-- Information given follows --

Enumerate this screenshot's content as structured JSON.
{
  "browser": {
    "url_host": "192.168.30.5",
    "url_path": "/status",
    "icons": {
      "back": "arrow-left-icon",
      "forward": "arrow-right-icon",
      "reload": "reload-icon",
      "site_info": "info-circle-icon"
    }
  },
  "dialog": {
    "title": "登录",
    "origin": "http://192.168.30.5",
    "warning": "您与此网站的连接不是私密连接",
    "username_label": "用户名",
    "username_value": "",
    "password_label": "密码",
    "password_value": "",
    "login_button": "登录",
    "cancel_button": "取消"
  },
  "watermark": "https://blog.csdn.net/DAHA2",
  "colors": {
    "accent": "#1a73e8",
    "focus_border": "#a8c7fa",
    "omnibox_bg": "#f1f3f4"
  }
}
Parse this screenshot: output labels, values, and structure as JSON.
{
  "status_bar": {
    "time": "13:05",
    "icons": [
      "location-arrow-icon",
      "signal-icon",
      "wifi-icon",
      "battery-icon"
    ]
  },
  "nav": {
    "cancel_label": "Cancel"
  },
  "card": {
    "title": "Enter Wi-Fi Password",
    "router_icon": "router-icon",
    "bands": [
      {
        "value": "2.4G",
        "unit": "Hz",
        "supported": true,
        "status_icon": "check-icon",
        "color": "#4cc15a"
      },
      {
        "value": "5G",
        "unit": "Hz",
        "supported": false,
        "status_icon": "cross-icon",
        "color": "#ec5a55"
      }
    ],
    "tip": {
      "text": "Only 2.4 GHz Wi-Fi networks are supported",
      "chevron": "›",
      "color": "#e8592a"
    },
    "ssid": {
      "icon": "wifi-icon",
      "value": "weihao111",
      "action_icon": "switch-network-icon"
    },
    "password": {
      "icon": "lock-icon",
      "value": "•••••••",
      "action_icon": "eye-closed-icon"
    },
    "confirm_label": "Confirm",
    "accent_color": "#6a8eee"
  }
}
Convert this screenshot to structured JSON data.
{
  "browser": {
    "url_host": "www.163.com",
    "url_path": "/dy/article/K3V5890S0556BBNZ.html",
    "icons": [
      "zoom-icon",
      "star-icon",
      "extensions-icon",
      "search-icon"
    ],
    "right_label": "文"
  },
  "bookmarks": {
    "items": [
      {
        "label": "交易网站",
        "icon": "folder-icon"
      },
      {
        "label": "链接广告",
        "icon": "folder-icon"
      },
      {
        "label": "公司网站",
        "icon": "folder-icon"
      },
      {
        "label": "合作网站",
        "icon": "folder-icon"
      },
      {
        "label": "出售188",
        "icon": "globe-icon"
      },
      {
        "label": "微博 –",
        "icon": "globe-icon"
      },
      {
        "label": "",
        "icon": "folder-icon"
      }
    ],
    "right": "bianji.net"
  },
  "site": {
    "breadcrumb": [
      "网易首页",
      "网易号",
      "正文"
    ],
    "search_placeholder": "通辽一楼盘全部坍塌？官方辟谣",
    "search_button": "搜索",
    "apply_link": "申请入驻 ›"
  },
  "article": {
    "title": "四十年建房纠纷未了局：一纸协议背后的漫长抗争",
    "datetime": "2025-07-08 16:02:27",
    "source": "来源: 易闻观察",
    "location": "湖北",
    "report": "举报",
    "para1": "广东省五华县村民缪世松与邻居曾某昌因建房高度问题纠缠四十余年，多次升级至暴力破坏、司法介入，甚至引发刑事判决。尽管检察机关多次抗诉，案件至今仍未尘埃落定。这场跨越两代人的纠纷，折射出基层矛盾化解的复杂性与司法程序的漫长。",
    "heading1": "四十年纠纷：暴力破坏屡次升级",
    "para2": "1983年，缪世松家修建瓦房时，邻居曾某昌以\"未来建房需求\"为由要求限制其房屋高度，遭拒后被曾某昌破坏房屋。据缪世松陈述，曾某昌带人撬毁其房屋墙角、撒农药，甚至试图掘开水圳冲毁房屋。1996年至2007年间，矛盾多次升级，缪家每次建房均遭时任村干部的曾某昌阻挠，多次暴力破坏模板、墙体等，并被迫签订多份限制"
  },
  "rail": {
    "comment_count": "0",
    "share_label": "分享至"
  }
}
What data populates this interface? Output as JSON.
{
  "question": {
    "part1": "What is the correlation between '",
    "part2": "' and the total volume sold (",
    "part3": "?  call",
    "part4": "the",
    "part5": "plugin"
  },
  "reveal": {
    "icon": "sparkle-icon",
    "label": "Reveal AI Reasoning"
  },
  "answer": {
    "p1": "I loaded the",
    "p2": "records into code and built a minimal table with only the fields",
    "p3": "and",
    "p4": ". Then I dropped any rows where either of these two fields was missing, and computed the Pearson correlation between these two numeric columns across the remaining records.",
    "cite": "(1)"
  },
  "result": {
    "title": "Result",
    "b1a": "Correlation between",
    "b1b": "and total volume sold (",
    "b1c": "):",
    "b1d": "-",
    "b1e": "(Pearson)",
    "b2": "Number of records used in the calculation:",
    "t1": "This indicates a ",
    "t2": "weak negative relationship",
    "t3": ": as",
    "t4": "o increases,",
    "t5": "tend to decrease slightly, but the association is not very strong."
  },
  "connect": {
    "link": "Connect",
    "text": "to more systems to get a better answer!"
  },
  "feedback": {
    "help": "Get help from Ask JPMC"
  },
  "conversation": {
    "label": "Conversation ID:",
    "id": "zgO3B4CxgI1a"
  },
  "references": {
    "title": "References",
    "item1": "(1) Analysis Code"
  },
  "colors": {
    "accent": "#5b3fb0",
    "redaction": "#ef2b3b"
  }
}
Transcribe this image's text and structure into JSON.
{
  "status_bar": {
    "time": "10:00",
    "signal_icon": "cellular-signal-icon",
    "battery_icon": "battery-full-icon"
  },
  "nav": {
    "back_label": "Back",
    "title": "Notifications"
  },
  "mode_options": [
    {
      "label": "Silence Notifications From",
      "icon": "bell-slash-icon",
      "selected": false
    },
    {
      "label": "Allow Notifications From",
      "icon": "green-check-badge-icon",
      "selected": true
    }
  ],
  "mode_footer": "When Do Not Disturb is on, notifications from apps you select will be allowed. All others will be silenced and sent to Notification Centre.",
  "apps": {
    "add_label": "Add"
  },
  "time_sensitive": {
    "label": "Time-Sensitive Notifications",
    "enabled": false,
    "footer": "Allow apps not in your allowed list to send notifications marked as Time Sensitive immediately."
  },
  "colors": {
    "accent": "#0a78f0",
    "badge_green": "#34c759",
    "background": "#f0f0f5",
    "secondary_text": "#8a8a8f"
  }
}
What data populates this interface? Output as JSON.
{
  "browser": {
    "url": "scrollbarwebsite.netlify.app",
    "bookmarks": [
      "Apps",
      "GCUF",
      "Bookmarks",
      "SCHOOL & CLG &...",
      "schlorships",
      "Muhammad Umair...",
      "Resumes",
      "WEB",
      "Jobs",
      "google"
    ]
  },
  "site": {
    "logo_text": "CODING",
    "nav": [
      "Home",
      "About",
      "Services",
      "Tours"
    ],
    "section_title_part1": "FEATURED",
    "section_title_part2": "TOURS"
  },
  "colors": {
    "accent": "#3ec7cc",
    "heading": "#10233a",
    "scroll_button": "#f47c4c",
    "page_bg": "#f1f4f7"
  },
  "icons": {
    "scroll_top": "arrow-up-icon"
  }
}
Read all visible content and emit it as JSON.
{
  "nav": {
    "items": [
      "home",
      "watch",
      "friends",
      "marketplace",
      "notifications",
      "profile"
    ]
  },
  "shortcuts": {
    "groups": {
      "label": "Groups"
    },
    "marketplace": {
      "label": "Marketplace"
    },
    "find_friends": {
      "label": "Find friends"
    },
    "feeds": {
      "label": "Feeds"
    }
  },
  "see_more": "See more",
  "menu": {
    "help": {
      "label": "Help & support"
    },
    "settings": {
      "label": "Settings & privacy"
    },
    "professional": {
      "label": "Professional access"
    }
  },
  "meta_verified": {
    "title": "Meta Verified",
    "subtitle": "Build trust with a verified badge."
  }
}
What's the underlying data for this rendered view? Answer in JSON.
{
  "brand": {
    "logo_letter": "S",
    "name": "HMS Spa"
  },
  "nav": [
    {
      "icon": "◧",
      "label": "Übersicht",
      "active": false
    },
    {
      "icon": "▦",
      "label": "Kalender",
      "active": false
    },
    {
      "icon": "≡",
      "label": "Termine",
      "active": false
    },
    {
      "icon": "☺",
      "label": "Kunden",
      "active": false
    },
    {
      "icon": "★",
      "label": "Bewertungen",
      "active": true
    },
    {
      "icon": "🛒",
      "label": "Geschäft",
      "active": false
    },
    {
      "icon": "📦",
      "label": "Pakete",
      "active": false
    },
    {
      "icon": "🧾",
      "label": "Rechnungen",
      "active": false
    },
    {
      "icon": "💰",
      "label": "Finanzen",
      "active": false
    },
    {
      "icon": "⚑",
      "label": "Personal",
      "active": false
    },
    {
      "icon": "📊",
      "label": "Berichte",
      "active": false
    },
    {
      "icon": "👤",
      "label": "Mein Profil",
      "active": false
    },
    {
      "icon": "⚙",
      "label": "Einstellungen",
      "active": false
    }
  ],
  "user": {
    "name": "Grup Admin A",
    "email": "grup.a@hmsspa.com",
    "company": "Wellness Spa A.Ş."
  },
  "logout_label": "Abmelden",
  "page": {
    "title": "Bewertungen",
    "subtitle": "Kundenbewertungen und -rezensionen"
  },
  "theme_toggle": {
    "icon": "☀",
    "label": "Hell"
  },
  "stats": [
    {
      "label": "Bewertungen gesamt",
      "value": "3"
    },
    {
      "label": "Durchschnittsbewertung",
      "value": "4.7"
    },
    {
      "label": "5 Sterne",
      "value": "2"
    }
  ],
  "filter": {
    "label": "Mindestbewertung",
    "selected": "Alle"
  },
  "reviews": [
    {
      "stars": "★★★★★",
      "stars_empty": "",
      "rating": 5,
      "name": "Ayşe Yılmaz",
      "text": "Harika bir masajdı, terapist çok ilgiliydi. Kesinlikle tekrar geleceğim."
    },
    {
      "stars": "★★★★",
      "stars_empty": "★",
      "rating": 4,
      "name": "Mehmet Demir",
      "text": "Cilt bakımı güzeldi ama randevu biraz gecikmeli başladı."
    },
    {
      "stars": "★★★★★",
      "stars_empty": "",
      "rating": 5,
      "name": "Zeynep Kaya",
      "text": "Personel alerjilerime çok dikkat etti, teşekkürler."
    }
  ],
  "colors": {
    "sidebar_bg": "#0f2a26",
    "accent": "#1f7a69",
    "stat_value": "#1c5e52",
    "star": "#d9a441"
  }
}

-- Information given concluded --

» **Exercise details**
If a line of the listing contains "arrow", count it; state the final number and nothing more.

» **The answer**
4